Letter To the Editor
Published: April 1, 2010
To the Editor:
When people first learn about the possibility of moving St. Gerard Church from Buffalo to Norcross, they’re a little stunned. But after giving it some thought, their eyes begin to light up with the idea that this magnificent structure, which has played such an important role in the faith lives of generations of Catholics in Buffalo, could have continued life as a Catholic church, albeit 886 miles from its present location.
As The Georgia Bulletin reported in its Feb. 4 issue (“Moving A Basilica From Buffalo To Norcross”), there are very real plans to take St. Gerard’s apart, stone by stone, to deconstruct it if you will, transport the material to Georgia and reconstruct the church in Mary Our Queen Parish.
It should be noted that St. Gerard’s is not a basilica, but it is modeled after St. Paul’s Outside the Walls Basilica in Rome.

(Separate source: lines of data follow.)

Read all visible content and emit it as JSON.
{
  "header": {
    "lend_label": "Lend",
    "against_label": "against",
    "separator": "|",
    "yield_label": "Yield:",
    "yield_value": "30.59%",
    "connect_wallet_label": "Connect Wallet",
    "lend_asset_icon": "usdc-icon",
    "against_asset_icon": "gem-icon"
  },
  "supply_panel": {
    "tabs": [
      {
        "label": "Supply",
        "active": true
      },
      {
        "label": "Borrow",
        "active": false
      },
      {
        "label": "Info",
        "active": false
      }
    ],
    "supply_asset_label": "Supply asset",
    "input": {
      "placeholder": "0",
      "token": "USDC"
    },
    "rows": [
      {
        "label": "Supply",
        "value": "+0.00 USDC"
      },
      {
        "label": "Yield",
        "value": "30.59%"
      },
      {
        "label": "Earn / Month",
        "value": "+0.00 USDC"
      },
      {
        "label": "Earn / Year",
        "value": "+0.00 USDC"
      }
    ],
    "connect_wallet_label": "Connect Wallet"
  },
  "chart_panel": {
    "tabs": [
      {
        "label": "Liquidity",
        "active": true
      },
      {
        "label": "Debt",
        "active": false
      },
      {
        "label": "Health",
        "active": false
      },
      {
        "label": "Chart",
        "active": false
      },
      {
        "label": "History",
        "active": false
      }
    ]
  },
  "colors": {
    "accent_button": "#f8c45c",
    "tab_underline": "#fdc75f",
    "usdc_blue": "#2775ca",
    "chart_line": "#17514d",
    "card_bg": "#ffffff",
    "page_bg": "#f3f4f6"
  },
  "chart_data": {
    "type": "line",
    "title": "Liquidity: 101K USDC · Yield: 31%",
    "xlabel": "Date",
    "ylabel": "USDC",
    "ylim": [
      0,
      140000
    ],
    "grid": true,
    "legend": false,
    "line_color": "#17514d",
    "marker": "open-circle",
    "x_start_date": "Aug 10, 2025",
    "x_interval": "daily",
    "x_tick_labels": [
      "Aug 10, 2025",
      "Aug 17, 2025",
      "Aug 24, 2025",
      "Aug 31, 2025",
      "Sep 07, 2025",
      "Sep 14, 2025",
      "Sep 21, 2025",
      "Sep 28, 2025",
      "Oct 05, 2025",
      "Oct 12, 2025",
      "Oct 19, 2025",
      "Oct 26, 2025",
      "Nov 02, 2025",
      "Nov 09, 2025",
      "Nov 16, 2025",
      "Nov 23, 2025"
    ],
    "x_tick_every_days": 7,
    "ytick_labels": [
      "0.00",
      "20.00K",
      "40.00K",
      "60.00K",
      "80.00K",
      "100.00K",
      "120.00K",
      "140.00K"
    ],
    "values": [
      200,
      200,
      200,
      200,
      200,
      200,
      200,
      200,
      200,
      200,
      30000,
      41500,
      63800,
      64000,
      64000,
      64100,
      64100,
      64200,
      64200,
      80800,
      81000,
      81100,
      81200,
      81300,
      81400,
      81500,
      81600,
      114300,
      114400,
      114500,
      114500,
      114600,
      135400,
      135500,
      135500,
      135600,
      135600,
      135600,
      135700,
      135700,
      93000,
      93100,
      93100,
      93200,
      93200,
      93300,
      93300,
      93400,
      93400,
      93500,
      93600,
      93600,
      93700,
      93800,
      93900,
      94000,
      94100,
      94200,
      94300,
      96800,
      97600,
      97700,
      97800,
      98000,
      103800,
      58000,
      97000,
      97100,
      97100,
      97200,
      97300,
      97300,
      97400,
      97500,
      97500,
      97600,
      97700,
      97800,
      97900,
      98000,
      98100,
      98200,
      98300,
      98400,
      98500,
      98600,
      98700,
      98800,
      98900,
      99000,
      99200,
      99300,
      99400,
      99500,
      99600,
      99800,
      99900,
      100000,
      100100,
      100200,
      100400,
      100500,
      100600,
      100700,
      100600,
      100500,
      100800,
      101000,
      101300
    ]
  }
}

St. Gerard’s was once a vibrant parish, its Indiana limestone bell tower a beacon on Buffalo’s East side. But as is the case in many cities in the Northeast, the population migrated to the suburbs. The number of families in the parish had dwindled to about 100. As a part of the Diocese of Buffalo’s parish revitalization and reorganization program, St. Gerard Parish was closed in early 2008, merging with nearby Blessed Trinity Parish. That church is an architectural gem itself. It is among the finest examples of 12th-century Lombard-Romanesque architecture in the United States.
One of our challenges in the eight-county Diocese of Buffalo has been to deal with vacant properties. Despite a downturn in the economy, close to 40 parish properties have been sold since 2005 when parish reconfigurations began. Some of their uses include a church museum, a Christian recording studio and housing.
No buyers had come forward to inquire about St. Gerard’s before we received a phone call from Father David Dye, administrator of Mary Our Queen. His parish was looking for a church that was traditional in design. St. Gerard’s fit the bill.
Moving the church will be no easy task, but it is certainly possible.
No doubt this will be a loss for Buffalo, but I think it is important to consider the reactions of former St. Gerard parishioners and their final pastor.
Dorothy Eckl attended Mass at St. Gerard’s for 72 of its 105-year existence. “When I heard this news, it was an answer to my prayers,” she said. “It’s great that our legacy will live on in Georgia.”
Father Francis “Butch” Mazur celebrated the final Mass in the church. “It’s not only the preservation of a building, but it’s a preservation of a people’s faith,” he said.
In Buffalo, there is widespread support for this ambitious project. Along with former parishioners, neighborhood residents, government officials and preservationists see this project as the best chance of preserving this glorious church.
There will be a sense of sadness as the church begins to come down, but through any tears that are shed, there will also be tremendous joy in knowing that St. Gerard will continue to be used for its original intention, as a Catholic church.
Who could ask for anything more?
Kevin A. Keenan
Director of Communications
Diocese of Buffalo, N.Y.